## Task requirements
Go through the entries one line at a time, and gather every line that has the word "name".

START Exercise data

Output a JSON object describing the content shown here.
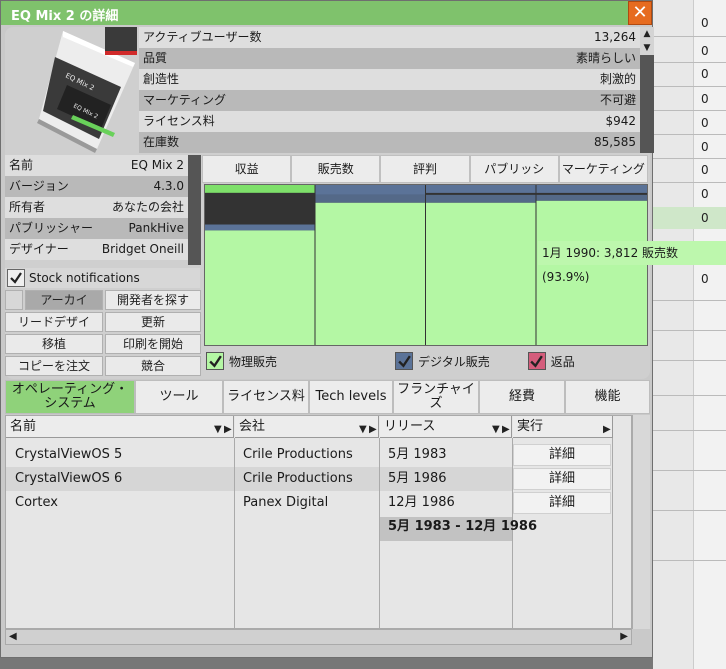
{
  "window": {
    "title": "EQ Mix 2 の詳細"
  },
  "product_art": {
    "label": "EQ Mix 2",
    "sublabel": "EQ Mix 2"
  },
  "stats": [
    {
      "label": "アクティブユーザー数",
      "value": "13,264"
    },
    {
      "label": "品質",
      "value": "素晴らしい"
    },
    {
      "label": "創造性",
      "value": "刺激的"
    },
    {
      "label": "マーケティング",
      "value": "不可避"
    },
    {
      "label": "ライセンス料",
      "value": "$942"
    },
    {
      "label": "在庫数",
      "value": "85,585"
    }
  ],
  "info": [
    {
      "label": "名前",
      "value": "EQ Mix 2"
    },
    {
      "label": "バージョン",
      "value": "4.3.0"
    },
    {
      "label": "所有者",
      "value": "あなたの会社"
    },
    {
      "label": "パブリッシャー",
      "value": "PankHive"
    },
    {
      "label": "デザイナー",
      "value": "Bridget Oneill"
    }
  ],
  "notifications": {
    "label": "Stock notifications",
    "checked": true
  },
  "actions": {
    "archive": "アーカイ",
    "find_developer": "開発者を探す",
    "lead_design": "リードデザイ",
    "update": "更新",
    "port": "移植",
    "start_print": "印刷を開始",
    "copy_order": "コピーを注文",
    "compete": "競合"
  },
  "chart_tabs": [
    "収益",
    "販売数",
    "評判",
    "パブリッシ",
    "マーケティング"
  ],
  "chart_data": {
    "type": "bar",
    "active_tab": "販売数",
    "series": [
      {
        "name": "物理販売",
        "color": "#b4f7a4"
      },
      {
        "name": "デジタル販売",
        "color": "#5b7398"
      },
      {
        "name": "返品",
        "color": "#d45d7c"
      }
    ],
    "tooltip": "1月 1990: 3,812 販売数 (93.9%)"
  },
  "legend": {
    "physical": "物理販売",
    "digital": "デジタル販売",
    "returns": "返品"
  },
  "tabs": [
    "オペレーティング・システム",
    "ツール",
    "ライセンス料",
    "Tech levels",
    "フランチャイズ",
    "経費",
    "機能"
  ],
  "table": {
    "headers": {
      "name": "名前",
      "company": "会社",
      "release": "リリース",
      "run": "実行"
    },
    "rows": [
      {
        "name": "CrystalViewOS 5",
        "company": "Crile Productions",
        "release": "5月 1983",
        "action": "詳細"
      },
      {
        "name": "CrystalViewOS 6",
        "company": "Crile Productions",
        "release": "5月 1986",
        "action": "詳細"
      },
      {
        "name": "Cortex",
        "company": "Panex Digital",
        "release": "12月 1986",
        "action": "詳細"
      }
    ],
    "summary_release": "5月 1983 - 12月 1986"
  },
  "background": {
    "cells": [
      "0",
      "0",
      "0",
      "0",
      "0",
      "0",
      "0",
      "0",
      "0",
      "0"
    ]
  }
}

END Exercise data

## Solution for this problem
        "name": "物理販売",
        "name": "デジタル販売",
        "name": "返品",
      "name": "名前",
        "name": "CrystalViewOS 5",
        "name": "CrystalViewOS 6",
        "name": "Cortex",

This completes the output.